Top of Entries supplied

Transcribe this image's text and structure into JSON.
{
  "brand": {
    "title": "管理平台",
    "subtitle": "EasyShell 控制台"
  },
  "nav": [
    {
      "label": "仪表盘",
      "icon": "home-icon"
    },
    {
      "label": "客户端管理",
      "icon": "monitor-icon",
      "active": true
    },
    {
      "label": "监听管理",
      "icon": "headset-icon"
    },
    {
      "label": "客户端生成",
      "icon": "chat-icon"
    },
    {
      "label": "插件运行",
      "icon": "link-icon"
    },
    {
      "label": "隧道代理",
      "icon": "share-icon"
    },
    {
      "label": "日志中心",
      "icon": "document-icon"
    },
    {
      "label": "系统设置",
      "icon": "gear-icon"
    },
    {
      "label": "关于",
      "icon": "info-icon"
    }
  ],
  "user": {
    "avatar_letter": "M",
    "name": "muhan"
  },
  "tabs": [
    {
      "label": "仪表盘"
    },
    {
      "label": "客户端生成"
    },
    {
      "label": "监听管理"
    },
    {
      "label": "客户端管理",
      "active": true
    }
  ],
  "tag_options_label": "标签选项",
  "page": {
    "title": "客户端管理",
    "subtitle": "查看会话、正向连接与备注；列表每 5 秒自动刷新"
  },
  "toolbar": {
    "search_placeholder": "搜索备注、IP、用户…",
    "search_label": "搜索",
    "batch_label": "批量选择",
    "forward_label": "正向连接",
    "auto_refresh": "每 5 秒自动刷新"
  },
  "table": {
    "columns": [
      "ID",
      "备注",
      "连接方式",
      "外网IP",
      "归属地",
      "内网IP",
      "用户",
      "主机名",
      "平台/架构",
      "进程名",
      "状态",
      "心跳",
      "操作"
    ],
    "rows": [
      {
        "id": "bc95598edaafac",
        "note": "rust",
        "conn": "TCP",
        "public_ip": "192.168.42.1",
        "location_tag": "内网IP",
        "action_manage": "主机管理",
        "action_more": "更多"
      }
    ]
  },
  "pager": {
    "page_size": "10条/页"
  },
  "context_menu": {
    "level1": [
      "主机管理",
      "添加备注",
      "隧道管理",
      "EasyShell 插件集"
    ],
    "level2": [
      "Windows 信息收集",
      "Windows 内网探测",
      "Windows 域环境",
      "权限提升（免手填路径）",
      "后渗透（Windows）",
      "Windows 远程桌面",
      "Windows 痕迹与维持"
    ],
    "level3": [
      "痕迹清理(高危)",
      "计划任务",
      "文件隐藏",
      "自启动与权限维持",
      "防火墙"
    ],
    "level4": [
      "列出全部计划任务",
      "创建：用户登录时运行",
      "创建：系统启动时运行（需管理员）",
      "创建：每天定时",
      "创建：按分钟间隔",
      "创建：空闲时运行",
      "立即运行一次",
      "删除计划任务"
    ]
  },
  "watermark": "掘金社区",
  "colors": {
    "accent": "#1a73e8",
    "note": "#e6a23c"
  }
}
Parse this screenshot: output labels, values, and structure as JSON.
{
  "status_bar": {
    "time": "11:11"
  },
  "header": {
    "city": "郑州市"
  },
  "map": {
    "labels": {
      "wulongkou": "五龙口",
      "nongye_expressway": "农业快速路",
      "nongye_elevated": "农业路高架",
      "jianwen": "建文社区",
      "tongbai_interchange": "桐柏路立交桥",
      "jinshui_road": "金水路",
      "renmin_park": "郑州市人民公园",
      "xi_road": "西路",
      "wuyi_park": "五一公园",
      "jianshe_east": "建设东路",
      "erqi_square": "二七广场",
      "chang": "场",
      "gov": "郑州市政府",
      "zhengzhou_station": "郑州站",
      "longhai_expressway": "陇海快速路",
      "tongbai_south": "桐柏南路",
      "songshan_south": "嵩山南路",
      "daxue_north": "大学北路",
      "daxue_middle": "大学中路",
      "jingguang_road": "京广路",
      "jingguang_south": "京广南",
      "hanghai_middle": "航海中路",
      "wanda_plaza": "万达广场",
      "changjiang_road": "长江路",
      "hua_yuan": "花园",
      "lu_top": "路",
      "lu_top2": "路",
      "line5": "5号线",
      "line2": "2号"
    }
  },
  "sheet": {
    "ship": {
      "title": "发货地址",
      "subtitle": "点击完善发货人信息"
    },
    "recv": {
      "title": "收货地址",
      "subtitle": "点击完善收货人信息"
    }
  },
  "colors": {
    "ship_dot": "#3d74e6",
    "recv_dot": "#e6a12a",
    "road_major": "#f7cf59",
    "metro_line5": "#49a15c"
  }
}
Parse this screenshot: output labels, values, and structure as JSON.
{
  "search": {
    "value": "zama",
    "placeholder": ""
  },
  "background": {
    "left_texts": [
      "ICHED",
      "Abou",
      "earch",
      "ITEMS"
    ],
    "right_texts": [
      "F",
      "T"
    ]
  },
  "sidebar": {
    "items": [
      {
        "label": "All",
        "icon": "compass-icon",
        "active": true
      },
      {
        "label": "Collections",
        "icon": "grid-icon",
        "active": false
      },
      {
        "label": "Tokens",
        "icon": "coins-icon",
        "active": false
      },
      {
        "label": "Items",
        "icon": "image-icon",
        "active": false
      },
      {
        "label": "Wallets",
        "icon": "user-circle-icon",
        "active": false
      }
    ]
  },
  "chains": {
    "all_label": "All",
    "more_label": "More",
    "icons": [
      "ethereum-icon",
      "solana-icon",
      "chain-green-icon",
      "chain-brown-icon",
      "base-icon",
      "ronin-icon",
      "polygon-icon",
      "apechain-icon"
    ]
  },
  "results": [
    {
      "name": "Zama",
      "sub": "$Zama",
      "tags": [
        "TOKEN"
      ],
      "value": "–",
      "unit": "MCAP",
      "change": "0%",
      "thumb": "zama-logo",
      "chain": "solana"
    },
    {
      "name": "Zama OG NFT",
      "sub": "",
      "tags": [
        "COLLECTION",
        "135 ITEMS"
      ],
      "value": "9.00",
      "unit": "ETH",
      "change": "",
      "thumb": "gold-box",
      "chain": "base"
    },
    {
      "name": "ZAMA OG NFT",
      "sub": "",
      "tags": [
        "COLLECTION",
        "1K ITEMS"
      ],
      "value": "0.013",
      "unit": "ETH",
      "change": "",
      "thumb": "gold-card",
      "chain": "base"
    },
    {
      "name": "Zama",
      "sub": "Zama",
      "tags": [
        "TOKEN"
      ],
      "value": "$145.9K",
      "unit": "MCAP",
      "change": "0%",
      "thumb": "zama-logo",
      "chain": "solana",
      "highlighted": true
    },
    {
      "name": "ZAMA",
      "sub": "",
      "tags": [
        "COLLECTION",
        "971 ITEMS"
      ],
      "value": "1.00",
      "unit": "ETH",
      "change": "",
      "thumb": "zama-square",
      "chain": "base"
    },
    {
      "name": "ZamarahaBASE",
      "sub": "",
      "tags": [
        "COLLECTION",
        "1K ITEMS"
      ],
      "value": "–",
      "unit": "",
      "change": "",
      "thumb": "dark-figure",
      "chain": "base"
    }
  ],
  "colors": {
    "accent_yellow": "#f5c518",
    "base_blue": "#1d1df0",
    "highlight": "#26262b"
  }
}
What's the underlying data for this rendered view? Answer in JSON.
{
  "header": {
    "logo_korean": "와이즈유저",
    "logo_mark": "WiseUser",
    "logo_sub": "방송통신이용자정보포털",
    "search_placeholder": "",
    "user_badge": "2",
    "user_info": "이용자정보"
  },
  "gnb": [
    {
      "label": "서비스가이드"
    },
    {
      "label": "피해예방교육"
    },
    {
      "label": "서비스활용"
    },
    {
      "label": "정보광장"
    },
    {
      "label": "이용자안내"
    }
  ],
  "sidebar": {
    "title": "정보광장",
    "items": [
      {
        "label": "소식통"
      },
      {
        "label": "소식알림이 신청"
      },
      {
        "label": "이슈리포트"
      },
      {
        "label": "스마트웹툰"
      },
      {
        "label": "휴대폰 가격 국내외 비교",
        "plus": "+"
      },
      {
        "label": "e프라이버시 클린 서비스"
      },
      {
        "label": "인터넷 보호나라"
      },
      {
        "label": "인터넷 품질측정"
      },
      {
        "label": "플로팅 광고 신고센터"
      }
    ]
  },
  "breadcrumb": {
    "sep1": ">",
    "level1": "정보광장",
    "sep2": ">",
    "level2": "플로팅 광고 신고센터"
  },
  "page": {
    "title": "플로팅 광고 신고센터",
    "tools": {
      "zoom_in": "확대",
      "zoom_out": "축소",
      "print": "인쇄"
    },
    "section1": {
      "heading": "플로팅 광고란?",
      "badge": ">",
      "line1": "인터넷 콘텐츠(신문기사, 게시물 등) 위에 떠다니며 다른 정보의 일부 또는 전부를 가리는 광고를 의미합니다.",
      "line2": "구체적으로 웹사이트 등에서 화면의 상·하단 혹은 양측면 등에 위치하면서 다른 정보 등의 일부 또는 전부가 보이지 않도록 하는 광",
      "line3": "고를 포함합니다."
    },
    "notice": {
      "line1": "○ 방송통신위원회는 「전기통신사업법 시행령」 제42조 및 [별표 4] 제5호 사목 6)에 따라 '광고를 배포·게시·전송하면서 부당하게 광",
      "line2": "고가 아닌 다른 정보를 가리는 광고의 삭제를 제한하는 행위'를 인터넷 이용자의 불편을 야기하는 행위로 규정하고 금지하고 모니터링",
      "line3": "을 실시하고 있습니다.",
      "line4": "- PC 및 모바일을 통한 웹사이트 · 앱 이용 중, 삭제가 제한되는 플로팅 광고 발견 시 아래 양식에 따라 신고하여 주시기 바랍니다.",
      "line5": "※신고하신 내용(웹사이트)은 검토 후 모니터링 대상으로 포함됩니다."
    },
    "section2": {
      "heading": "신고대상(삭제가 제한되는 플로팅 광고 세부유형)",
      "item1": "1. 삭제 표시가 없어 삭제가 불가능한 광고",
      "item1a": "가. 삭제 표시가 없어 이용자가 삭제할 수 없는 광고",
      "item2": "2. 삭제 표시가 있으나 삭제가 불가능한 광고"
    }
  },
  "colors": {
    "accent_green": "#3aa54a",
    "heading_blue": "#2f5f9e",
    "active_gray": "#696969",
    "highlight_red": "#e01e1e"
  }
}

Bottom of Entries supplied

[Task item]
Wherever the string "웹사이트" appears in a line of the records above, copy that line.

[Answer area]
      "line2": "구체적으로 웹사이트 등에서 화면의 상·하단 혹은 양측면 등에 위치하면서 다른 정보 등의 일부 또는 전부가 보이지 않도록 하는 광",
      "line4": "- PC 및 모바일을 통한 웹사이트 · 앱 이용 중, 삭제가 제한되는 플로팅 광고 발견 시 아래 양식에 따라 신고하여 주시기 바랍니다.",
      "line5": "※신고하신 내용(웹사이트)은 검토 후 모니터링 대상으로 포함됩니다."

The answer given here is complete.